-- WORK TO COMPLETE --
Entries follow. Return each line that contains the word "Telekom".
= Beginning of Section =
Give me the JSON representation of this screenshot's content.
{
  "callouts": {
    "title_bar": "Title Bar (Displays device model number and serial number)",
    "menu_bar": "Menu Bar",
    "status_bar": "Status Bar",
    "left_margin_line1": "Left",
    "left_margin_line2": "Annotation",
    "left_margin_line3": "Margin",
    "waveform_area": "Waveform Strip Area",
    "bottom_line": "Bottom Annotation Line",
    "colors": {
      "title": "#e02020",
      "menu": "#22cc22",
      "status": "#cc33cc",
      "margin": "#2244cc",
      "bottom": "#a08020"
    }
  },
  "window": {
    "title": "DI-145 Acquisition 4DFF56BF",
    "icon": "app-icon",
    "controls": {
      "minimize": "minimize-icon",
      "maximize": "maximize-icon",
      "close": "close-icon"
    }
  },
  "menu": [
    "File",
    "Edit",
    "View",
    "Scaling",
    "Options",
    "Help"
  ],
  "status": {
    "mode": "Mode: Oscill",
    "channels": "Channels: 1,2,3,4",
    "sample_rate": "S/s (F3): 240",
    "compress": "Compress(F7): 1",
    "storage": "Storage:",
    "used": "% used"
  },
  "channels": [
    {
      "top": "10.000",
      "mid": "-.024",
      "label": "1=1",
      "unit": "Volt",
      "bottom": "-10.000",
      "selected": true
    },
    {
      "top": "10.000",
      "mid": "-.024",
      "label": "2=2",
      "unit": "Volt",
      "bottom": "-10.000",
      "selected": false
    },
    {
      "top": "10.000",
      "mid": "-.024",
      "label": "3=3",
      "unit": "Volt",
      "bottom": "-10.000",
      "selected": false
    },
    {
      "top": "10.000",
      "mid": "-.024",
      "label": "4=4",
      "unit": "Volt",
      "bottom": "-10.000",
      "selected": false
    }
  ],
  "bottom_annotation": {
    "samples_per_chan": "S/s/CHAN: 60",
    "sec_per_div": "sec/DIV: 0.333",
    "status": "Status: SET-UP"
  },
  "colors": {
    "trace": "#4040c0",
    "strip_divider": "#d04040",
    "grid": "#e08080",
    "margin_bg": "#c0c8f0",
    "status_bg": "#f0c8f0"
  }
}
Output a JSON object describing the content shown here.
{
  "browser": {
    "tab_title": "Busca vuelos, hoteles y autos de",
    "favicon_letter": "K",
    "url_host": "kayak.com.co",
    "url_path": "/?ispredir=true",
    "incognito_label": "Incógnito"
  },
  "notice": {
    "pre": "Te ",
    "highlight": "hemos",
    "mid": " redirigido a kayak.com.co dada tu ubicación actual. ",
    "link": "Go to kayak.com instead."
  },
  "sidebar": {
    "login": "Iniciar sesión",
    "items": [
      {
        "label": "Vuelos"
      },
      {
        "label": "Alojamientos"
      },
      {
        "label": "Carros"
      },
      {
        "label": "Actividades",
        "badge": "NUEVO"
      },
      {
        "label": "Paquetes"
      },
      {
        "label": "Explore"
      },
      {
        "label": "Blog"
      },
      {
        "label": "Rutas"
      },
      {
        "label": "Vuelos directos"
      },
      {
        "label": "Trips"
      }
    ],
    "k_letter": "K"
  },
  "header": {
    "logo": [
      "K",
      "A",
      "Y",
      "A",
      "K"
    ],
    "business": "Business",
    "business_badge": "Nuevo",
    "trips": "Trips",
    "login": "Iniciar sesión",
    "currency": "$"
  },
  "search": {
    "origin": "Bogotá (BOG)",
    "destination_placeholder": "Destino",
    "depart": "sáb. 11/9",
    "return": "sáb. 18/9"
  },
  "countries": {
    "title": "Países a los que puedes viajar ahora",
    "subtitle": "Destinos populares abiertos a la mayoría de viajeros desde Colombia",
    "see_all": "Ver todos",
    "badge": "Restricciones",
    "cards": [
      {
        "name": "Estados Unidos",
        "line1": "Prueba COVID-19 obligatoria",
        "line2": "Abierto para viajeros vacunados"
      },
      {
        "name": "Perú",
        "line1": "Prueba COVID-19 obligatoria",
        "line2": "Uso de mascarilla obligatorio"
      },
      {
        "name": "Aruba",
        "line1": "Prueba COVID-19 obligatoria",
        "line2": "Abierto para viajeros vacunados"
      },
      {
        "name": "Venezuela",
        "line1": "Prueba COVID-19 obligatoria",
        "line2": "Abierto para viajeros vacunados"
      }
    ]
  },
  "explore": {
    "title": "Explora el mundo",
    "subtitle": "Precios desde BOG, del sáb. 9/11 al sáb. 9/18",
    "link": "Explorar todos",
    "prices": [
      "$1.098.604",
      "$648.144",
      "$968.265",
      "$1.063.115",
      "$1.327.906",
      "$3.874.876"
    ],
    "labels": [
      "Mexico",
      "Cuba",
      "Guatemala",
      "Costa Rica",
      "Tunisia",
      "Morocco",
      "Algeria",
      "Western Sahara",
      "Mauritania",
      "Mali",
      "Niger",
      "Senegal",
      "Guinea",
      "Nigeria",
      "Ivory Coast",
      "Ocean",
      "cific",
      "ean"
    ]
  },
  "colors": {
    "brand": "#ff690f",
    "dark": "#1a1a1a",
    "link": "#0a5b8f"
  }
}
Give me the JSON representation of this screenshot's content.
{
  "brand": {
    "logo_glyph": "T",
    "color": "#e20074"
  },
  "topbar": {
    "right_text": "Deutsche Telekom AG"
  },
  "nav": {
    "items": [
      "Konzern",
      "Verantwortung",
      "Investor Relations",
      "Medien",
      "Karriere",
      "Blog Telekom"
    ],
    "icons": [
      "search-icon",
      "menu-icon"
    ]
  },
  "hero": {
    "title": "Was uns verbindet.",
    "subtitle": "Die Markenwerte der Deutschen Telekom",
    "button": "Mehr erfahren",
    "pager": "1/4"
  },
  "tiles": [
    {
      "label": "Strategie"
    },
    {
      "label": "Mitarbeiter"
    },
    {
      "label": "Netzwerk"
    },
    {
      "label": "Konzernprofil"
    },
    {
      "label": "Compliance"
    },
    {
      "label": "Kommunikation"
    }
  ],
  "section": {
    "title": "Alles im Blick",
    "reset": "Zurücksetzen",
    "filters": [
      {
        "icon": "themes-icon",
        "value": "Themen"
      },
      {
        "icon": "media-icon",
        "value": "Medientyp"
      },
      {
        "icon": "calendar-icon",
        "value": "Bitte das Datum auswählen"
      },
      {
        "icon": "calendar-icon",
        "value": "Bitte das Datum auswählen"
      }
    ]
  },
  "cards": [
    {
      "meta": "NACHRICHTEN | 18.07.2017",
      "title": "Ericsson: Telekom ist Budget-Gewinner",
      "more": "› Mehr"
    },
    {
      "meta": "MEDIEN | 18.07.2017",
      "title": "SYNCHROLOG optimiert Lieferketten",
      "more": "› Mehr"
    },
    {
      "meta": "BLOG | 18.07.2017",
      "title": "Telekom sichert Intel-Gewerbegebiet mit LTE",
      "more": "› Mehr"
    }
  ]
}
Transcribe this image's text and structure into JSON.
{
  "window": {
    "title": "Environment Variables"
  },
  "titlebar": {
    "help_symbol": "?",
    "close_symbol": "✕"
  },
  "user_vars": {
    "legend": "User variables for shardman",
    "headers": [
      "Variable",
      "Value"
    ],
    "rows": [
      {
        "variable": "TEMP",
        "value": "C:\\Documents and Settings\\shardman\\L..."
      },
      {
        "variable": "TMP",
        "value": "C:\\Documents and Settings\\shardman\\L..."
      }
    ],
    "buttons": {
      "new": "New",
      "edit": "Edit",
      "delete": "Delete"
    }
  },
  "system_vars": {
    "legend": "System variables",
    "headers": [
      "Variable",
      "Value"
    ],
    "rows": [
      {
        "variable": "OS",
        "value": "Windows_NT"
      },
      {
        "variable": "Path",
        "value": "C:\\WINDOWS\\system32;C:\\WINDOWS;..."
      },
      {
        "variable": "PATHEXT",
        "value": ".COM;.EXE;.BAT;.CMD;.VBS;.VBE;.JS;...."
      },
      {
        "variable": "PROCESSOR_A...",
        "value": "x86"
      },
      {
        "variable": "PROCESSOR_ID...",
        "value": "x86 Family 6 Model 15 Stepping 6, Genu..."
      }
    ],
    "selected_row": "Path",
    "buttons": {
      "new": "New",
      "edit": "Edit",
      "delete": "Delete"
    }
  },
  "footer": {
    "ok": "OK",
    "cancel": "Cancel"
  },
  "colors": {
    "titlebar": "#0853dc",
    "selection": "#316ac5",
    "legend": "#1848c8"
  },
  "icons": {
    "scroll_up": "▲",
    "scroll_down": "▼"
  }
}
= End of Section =
-- ANSWER --
    "right_text": "Deutsche Telekom AG"
      "Blog Telekom"
    "subtitle": "Die Markenwerte der Deutschen Telekom",
      "title": "Ericsson: Telekom ist Budget-Gewinner",
      "title": "Telekom sichert Intel-Gewerbegebiet mit LTE",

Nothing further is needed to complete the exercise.